That may be the reality for some network operators, but many are still devoting the bulk of their time to their legacy TDM-based assets. It’s something they can’t overlook, since many telcos want to offer services that will foster a migration to a next-generation IP network.
With its reduced costs, we understand why telcos think deploying a new, all-IP network is a no-brainer. But in our experience, migration isn’t always as simple as it may seem. Even more, because some networks have been patched together through multiple mergers and acquisitions, the telco has to manage a number of vendor platforms.
Another issue: Although you can easily migrate some network services between technologies, it can be just as difficult to migrate custom-tailored services. The challenge here is that these services, over time, usually shift based on new business processes, and the employees who helped to launch them most likely are no longer at the company.
Because of all these roadblocks and potential negative contingencies, we suggest that you simply stop offering those services. We understand that may be easier said than done, since those services typically bring in a good deal of consistent revenue.

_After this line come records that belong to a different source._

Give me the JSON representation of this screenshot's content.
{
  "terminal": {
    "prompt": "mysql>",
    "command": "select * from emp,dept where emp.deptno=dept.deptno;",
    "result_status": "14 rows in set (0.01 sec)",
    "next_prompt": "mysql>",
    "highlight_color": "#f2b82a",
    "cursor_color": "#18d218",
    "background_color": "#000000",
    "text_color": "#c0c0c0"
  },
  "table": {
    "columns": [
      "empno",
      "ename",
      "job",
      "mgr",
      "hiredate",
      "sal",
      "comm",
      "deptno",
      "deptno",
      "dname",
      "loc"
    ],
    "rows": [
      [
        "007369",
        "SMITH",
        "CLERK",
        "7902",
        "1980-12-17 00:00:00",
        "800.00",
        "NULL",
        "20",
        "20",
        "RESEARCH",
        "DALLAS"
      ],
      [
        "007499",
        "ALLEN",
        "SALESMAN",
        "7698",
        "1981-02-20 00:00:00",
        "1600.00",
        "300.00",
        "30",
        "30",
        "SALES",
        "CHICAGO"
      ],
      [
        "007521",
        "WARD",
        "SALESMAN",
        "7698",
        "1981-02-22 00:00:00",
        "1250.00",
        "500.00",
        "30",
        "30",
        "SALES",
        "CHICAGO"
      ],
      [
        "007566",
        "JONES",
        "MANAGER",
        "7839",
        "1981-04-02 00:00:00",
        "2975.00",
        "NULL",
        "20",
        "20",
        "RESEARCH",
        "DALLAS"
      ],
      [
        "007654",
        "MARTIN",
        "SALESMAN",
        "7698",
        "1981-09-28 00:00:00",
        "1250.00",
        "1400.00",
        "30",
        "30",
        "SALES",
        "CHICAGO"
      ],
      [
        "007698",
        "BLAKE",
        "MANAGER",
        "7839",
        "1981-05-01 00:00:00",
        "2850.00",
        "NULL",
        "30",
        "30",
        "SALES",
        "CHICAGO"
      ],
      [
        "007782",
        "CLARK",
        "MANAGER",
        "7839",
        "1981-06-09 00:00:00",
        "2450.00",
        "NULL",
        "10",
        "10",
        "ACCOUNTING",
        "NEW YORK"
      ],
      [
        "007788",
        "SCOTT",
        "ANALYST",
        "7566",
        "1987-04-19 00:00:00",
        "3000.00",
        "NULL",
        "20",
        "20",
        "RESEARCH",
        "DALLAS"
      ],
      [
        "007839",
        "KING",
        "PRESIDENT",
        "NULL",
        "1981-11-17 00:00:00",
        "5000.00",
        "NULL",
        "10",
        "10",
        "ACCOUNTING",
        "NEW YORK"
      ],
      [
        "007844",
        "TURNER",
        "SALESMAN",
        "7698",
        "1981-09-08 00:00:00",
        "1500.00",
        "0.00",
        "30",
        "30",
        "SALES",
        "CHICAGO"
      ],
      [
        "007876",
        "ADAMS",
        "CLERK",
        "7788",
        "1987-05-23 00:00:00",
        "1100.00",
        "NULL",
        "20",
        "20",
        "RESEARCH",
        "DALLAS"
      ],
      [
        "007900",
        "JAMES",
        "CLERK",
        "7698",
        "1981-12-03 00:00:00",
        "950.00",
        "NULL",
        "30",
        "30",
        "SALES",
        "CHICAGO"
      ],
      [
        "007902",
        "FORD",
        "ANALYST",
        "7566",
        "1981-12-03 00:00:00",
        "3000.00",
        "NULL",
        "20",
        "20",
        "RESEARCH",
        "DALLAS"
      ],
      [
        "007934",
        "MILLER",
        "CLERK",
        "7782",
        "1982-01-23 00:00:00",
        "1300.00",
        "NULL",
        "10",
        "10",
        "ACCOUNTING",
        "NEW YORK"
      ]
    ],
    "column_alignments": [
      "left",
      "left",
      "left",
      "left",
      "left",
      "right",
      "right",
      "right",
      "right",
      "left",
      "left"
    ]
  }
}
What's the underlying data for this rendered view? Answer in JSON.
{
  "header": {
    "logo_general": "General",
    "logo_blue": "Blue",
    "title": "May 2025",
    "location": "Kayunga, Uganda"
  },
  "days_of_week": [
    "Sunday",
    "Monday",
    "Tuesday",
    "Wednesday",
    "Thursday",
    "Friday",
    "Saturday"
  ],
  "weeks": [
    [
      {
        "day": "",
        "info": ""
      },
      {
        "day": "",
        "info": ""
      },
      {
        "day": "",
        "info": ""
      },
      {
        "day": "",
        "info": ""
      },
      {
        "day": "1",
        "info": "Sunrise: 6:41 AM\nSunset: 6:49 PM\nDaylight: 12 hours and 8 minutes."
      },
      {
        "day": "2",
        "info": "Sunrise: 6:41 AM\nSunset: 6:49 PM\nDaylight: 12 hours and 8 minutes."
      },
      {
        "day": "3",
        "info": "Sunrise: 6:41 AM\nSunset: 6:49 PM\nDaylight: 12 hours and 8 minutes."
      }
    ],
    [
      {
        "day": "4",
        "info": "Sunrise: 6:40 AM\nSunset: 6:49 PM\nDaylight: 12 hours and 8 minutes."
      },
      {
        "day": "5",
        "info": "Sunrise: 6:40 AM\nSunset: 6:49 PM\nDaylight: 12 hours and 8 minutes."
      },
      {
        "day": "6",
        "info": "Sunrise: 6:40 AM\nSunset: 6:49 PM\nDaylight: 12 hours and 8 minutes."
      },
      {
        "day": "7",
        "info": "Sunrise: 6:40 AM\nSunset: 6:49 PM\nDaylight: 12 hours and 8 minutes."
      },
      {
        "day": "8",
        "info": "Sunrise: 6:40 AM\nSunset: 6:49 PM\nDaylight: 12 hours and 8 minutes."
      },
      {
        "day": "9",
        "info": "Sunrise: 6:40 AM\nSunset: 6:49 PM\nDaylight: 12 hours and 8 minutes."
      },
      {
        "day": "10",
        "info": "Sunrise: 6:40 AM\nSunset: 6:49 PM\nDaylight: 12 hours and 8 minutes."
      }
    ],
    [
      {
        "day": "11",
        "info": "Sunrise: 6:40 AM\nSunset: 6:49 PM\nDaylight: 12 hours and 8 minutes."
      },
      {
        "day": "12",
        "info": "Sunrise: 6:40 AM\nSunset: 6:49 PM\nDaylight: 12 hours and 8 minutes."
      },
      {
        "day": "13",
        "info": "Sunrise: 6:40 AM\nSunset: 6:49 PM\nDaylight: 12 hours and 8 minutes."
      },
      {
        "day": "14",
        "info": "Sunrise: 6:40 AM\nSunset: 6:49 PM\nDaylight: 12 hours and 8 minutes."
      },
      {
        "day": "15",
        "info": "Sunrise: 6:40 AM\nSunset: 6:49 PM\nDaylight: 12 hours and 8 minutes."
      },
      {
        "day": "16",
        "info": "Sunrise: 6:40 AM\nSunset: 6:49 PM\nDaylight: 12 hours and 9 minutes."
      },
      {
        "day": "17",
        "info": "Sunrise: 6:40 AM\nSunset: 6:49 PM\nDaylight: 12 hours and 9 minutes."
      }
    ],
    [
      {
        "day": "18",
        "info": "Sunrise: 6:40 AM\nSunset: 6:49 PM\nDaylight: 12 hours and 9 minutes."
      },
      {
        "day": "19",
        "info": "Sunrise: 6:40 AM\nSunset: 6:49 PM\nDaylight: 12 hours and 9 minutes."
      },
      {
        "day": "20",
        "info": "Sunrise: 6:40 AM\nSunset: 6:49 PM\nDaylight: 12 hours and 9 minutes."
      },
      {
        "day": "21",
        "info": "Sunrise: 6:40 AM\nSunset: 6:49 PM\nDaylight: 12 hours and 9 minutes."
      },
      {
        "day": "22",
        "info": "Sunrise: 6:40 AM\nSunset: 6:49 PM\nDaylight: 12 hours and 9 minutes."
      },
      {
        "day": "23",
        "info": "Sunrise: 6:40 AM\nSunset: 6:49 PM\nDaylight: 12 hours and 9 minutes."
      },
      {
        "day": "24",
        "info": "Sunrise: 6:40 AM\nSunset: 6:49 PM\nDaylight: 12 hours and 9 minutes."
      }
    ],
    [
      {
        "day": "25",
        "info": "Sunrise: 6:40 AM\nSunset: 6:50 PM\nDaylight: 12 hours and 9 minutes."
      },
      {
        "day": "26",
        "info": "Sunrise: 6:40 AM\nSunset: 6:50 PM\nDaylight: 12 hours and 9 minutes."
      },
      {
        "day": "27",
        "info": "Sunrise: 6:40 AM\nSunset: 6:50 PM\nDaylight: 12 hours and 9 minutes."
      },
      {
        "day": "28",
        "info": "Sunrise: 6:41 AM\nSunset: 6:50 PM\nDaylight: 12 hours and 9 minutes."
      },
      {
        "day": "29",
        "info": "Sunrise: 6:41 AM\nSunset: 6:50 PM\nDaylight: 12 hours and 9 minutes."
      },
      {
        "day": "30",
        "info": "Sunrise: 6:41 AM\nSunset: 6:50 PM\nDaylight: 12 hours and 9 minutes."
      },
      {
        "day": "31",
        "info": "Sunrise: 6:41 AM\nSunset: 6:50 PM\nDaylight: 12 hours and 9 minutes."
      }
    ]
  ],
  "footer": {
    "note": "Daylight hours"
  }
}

Here are two potential solutions:
1- Implement specific services and run different versions on two distinct network architectures.
2- Migrate specific services on a platform that works with both network architectures. Doing so creates a consistent service for each of your customers, no matter how they might actually access the service.
Both of these options can greatly help telcom companies reach their business goals. They can take advantage of the power and integration options of 21st century system architectures, and continue to provide excellent service to those on their legacy networks.
But migration involves other issues like customer billing. How will you go from the legacy system to the new system? It’s hard enough to go from a TDM to an all-IP network. Performing both of these projects simultaneously might not be realistic.
Unfortunately, even if you perform one migration at a time, that might create challenges centered around compatibility.
This is where it’s critical to implement the correct platform. You should choose a platform that accommodates a spectrum of legacy and next-generation interfaces. This gives the network stability that allows legacy and next generation platforms to work together. Best of all, you will be able to perform both migrations without being hurried or forced into an uncomfortable timeframe.
It’s natural to be cautious about any migration that involves old and new technologies. But when you go with a flexible platform, you can easily manage each step and work easily toward 5G, NFV/SDN and IoT.